*** TASK DATA ***

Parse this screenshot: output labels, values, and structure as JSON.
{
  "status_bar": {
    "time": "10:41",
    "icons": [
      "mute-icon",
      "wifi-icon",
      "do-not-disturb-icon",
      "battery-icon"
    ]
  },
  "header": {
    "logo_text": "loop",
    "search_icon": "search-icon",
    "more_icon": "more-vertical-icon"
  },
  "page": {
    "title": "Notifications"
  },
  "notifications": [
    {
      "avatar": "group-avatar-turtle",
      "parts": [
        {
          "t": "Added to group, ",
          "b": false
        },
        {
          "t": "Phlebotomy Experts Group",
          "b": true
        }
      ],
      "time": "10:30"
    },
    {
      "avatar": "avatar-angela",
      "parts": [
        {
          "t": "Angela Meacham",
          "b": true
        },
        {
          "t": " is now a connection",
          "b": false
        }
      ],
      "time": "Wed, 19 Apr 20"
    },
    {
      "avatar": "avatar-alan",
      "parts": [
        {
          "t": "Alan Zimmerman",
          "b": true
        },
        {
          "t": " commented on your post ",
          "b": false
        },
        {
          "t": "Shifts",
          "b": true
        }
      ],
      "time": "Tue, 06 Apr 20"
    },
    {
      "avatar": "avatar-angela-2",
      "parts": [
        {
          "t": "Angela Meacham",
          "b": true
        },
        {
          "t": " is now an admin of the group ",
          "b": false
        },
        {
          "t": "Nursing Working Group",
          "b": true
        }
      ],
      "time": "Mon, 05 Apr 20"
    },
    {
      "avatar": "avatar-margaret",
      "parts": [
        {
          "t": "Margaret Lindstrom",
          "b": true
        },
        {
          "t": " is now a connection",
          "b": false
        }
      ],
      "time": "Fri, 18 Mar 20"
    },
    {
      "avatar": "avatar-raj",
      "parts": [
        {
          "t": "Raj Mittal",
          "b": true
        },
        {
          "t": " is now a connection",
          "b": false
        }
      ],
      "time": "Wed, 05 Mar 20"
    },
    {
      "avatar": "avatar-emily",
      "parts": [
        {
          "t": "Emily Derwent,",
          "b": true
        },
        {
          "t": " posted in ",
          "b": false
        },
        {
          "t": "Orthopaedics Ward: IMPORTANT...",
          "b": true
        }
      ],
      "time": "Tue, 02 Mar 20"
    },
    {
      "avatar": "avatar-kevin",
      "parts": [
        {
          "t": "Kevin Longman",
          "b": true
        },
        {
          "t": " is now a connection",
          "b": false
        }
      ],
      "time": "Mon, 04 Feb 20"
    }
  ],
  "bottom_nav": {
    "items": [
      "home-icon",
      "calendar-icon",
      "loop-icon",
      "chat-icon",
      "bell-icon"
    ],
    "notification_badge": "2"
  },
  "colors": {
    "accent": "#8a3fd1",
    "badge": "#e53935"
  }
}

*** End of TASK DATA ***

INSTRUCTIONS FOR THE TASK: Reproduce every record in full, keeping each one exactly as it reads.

TASK RESPONSE:
Parse this screenshot: output labels, values, and structure as JSON.
{
  "status_bar": {
    "time": "10:41",
    "icons": [
      "mute-icon",
      "wifi-icon",
      "do-not-disturb-icon",
      "battery-icon"
    ]
  },
  "header": {
    "logo_text": "loop",
    "search_icon": "search-icon",
    "more_icon": "more-vertical-icon"
  },
  "page": {
    "title": "Notifications"
  },
  "notifications": [
    {
      "avatar": "group-avatar-turtle",
      "parts": [
        {
          "t": "Added to group, ",
          "b": false
        },
        {
          "t": "Phlebotomy Experts Group",
          "b": true
        }
      ],
      "time": "10:30"
    },
    {
      "avatar": "avatar-angela",
      "parts": [
        {
          "t": "Angela Meacham",
          "b": true
        },
        {
          "t": " is now a connection",
          "b": false
        }
      ],
      "time": "Wed, 19 Apr 20"
    },
    {
      "avatar": "avatar-alan",
      "parts": [
        {
          "t": "Alan Zimmerman",
          "b": true
        },
        {
          "t": " commented on your post ",
          "b": false
        },
        {
          "t": "Shifts",
          "b": true
        }
      ],
      "time": "Tue, 06 Apr 20"
    },
    {
      "avatar": "avatar-angela-2",
      "parts": [
        {
          "t": "Angela Meacham",
          "b": true
        },
        {
          "t": " is now an admin of the group ",
          "b": false
        },
        {
          "t": "Nursing Working Group",
          "b": true
        }
      ],
      "time": "Mon, 05 Apr 20"
    },
    {
      "avatar": "avatar-margaret",
      "parts": [
        {
          "t": "Margaret Lindstrom",
          "b": true
        },
        {
          "t": " is now a connection",
          "b": false
        }
      ],
      "time": "Fri, 18 Mar 20"
    },
    {
      "avatar": "avatar-raj",
      "parts": [
        {
          "t": "Raj Mittal",
          "b": true
        },
        {
          "t": " is now a connection",
          "b": false
        }
      ],
      "time": "Wed, 05 Mar 20"
    },
    {
      "avatar": "avatar-emily",
      "parts": [
        {
          "t": "Emily Derwent,",
          "b": true
        },
        {
          "t": " posted in ",
          "b": false
        },
        {
          "t": "Orthopaedics Ward: IMPORTANT...",
          "b": true
        }
      ],
      "time": "Tue, 02 Mar 20"
    },
    {
      "avatar": "avatar-kevin",
      "parts": [
        {
          "t": "Kevin Longman",
          "b": true
        },
        {
          "t": " is now a connection",
          "b": false
        }
      ],
      "time": "Mon, 04 Feb 20"
    }
  ],
  "bottom_nav": {
    "items": [
      "home-icon",
      "calendar-icon",
      "loop-icon",
      "chat-icon",
      "bell-icon"
    ],
    "notification_badge": "2"
  },
  "colors": {
    "accent": "#8a3fd1",
    "badge": "#e53935"
  }
}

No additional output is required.